───── EXERCISE INPUT

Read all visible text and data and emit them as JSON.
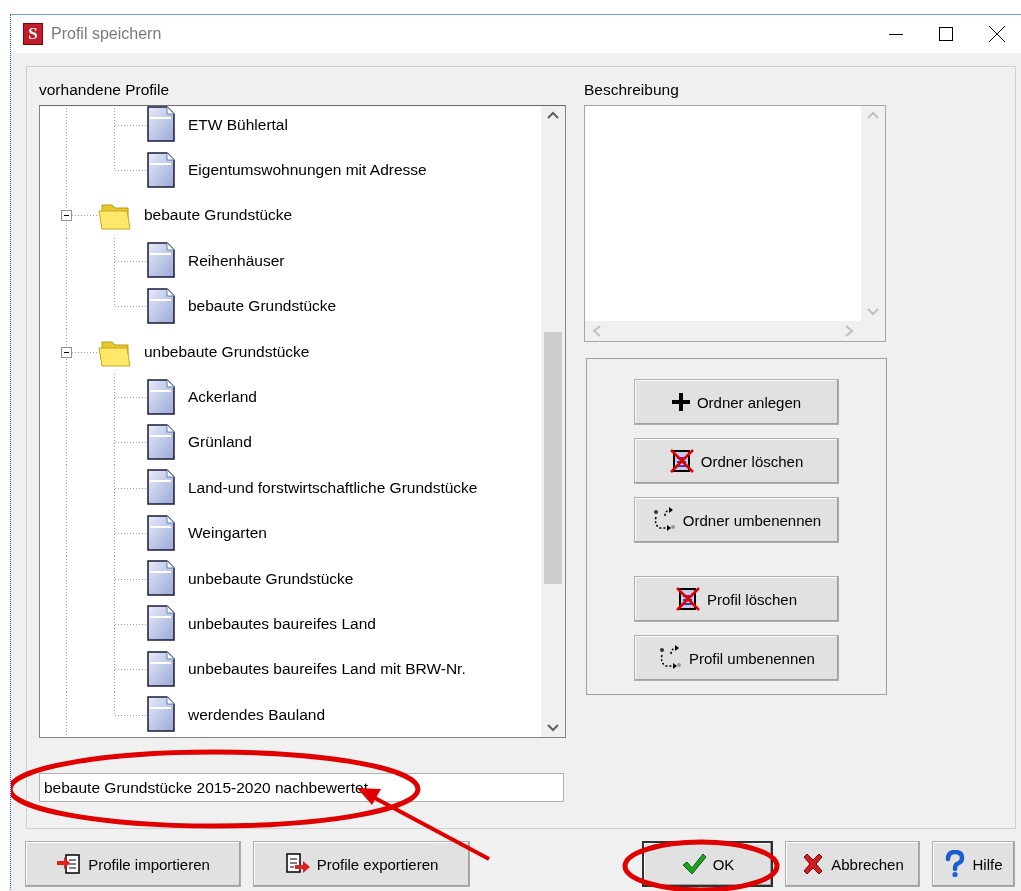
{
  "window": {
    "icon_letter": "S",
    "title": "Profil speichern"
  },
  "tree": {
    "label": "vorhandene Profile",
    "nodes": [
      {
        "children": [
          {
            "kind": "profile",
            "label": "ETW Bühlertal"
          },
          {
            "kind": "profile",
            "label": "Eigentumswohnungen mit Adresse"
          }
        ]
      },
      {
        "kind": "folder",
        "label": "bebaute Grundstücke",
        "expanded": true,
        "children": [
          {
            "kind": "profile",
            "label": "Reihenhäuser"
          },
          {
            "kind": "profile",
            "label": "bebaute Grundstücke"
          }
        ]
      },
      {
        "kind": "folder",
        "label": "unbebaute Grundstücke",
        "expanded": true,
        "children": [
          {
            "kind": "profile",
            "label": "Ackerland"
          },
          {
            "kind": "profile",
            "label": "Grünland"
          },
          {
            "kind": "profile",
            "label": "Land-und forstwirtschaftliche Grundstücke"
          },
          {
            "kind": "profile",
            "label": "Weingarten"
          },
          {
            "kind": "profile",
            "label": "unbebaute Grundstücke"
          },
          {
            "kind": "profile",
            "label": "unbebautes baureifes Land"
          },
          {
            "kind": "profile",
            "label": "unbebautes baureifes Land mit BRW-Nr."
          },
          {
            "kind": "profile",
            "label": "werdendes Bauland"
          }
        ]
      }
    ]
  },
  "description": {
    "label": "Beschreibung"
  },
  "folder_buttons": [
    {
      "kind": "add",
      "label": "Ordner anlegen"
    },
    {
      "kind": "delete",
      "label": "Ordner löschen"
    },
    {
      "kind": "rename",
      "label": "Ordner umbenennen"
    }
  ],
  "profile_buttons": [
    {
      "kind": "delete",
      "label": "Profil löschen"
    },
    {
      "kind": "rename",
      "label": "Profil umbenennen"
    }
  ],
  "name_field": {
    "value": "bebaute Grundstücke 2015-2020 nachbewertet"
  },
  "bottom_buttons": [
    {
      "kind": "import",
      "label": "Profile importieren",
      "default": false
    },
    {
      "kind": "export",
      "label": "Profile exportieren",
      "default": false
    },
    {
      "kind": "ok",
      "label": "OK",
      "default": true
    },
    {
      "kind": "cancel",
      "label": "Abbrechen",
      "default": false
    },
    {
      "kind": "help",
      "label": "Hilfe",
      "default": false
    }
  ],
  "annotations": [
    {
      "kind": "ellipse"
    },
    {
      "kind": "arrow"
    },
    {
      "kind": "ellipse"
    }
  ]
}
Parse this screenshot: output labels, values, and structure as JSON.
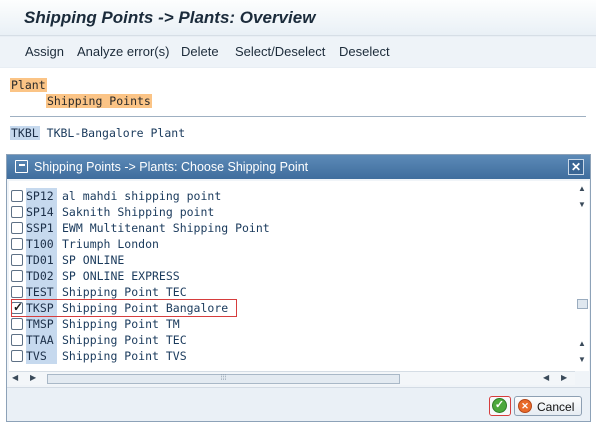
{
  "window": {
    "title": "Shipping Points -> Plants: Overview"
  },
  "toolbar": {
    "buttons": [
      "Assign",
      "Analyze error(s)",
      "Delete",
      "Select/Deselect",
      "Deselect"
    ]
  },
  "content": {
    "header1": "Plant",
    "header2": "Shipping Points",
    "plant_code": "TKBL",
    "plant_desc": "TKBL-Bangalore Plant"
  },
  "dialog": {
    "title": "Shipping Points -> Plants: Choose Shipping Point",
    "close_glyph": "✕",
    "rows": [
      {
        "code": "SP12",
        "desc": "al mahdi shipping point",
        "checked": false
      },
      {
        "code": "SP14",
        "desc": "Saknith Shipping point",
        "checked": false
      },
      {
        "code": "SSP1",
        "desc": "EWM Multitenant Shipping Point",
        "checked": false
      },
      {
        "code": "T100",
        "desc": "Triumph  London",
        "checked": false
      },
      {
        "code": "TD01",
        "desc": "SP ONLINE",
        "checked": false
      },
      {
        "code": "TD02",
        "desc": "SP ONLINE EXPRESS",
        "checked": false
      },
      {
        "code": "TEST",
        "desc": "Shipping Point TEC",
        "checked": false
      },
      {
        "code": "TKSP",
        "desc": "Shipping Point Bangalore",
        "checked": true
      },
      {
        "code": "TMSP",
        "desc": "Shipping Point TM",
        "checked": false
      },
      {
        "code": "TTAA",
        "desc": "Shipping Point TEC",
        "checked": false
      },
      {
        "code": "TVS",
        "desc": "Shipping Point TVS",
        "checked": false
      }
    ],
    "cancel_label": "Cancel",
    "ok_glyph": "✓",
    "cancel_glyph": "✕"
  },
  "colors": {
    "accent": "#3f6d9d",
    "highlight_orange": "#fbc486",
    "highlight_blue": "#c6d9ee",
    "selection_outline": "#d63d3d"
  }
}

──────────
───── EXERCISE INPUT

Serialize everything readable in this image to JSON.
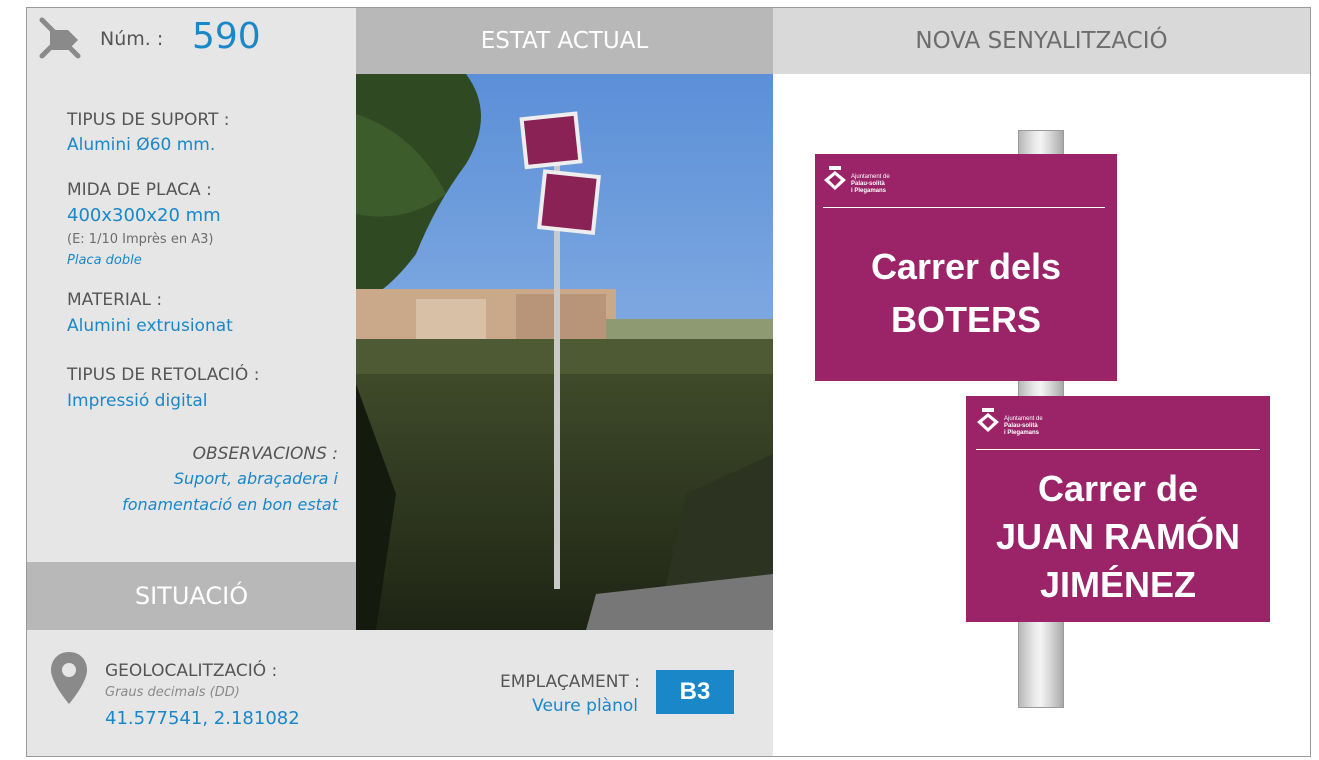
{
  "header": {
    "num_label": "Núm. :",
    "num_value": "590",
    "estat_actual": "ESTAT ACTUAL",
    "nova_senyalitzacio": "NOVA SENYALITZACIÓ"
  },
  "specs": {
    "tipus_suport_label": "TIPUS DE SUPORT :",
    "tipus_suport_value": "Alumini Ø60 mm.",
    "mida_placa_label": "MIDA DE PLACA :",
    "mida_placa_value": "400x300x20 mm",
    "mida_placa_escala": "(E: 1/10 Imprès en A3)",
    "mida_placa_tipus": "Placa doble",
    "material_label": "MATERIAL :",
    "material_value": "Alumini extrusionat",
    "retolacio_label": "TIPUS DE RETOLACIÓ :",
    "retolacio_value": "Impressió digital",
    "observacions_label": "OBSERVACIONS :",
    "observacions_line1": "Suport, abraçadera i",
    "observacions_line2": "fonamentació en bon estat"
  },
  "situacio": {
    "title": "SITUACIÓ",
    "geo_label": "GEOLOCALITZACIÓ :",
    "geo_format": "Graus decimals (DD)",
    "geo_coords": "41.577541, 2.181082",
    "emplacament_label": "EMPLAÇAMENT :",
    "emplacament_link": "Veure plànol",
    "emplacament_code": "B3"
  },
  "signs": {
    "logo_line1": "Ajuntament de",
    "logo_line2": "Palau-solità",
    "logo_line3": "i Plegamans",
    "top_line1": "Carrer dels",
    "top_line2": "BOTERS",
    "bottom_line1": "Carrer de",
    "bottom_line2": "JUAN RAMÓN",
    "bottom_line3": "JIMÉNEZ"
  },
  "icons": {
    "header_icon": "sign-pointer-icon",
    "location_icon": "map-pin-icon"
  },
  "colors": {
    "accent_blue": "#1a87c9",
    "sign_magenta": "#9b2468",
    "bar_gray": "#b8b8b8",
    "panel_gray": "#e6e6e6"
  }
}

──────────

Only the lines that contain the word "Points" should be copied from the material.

**EXERCISE OUTPUT:**
    "title": "Shipping Points -> Plants: Overview"
    "header2": "Shipping Points",
    "title": "Shipping Points -> Plants: Choose Shipping Point",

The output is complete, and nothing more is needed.